Proving Negligence  for a No-Contact Motorcycle Accident Louisiana

Every state, including Louisiana, has codified the legal standard to prove negligence in a court of law. Because most accidents are caused by simple negligence, it is best to understand the essential factors of a negligence claim. To prove negligence, a motorcyclist involved in a no-contact accident must show the following:

  1. The defendant driver owed the motorcyclist a duty of care (the duty of a reasonably prudent motorcycle driver).
  2. The defendant driver breached their prescribed duty of care in the operation of their motor vehicle.
  3. The defendant driver’s actions were the actual cause of the accident.
  4. The defendant driver’s actions were the proximate cause of the accident, which means the defendant driver’s actions played a substantial factor in the motorcyclist’s accident and resulting injuries.
  5. The motorcyclist experienced monetary damages from the accident, including medical bills for treatment and prolonged care, loss of income, loss of future earning potential, loss of consortium (the ability to interact with loved ones or intimate partners), property damage, mental distress, and pain and suffering.

What to Expect When Filing a Claim
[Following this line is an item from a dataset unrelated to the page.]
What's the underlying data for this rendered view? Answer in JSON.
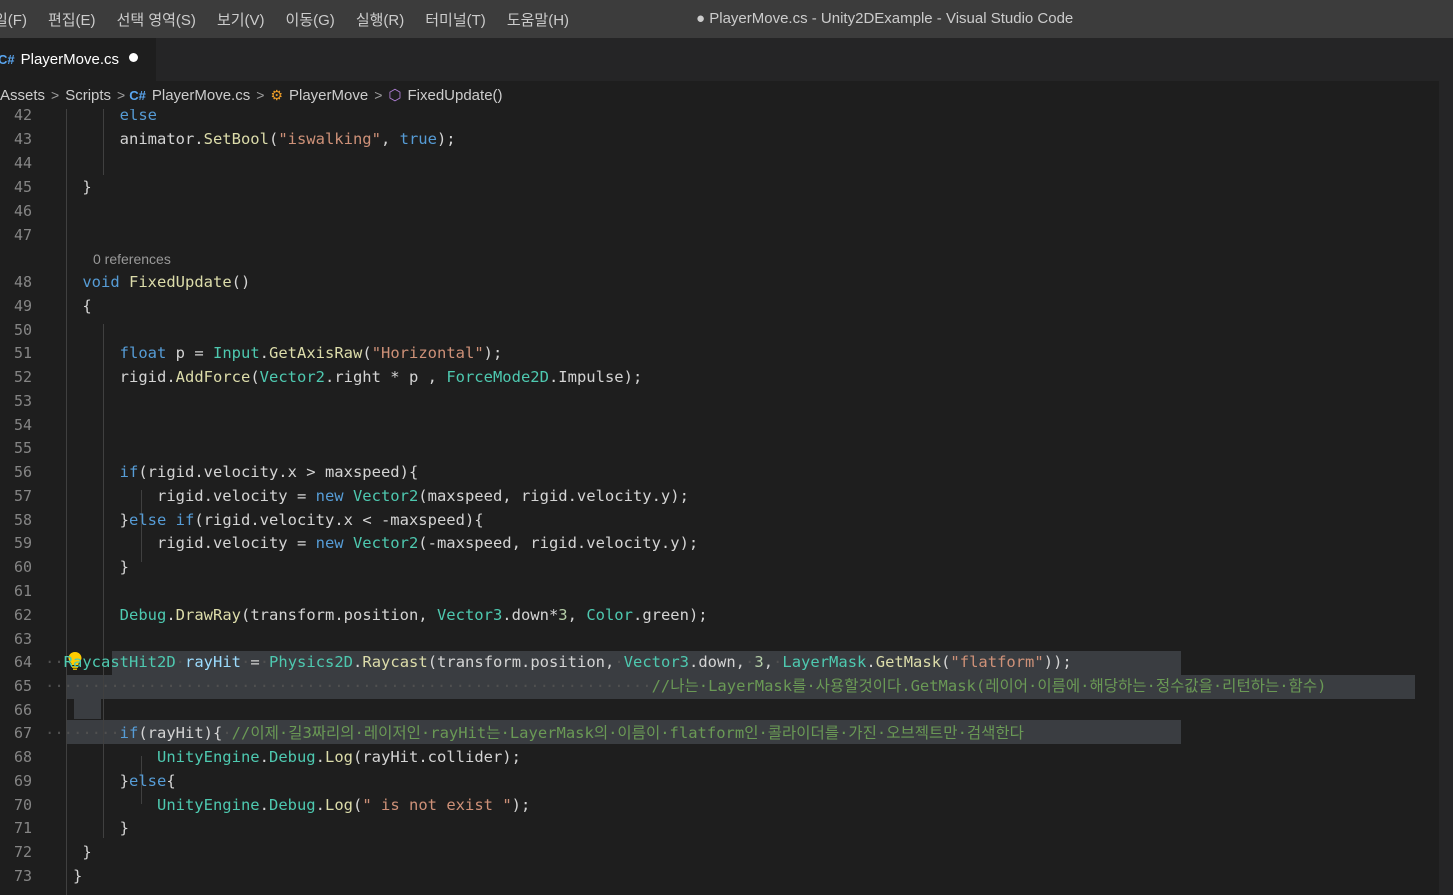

Because Louisiana legally requires all motor vehicle owners to have insurance, a motorcyclist involved in an accident should immediately contact their insurance company to file a claim. Even if the motorcyclist was unable to obtain the name, contact information, and insurance policy information of the driver that caused the accident, the motorcyclist should always contact their insurance company.

Once a claim has been filed, the insurance company will investigate the accident. During the investigation, the motorcyclist should provide all documentation they were able to collect after the accident to describe the detail of the damage and injuries. Suppose the insurance company accepts the claim, depending on the policy. In that case, the insurance provider will cover the cost of property damage to the bike and related medical costs from injuries sustained in the accident.

However, if the insurance company denies the claim, the motorcyclist should immediately contact an attorney for assistance. Insurance companies will find any number of reasons to deny costly property damage and medical claims, especially for a risky activity like riding a motorcycle. Issues like neglecting to wear a helmet or misstating facts of the incident can result in a reduction of coverage or a general denial of the claim, which is why obtaining legal counsel can prevent legal and financial strain from a claim denial.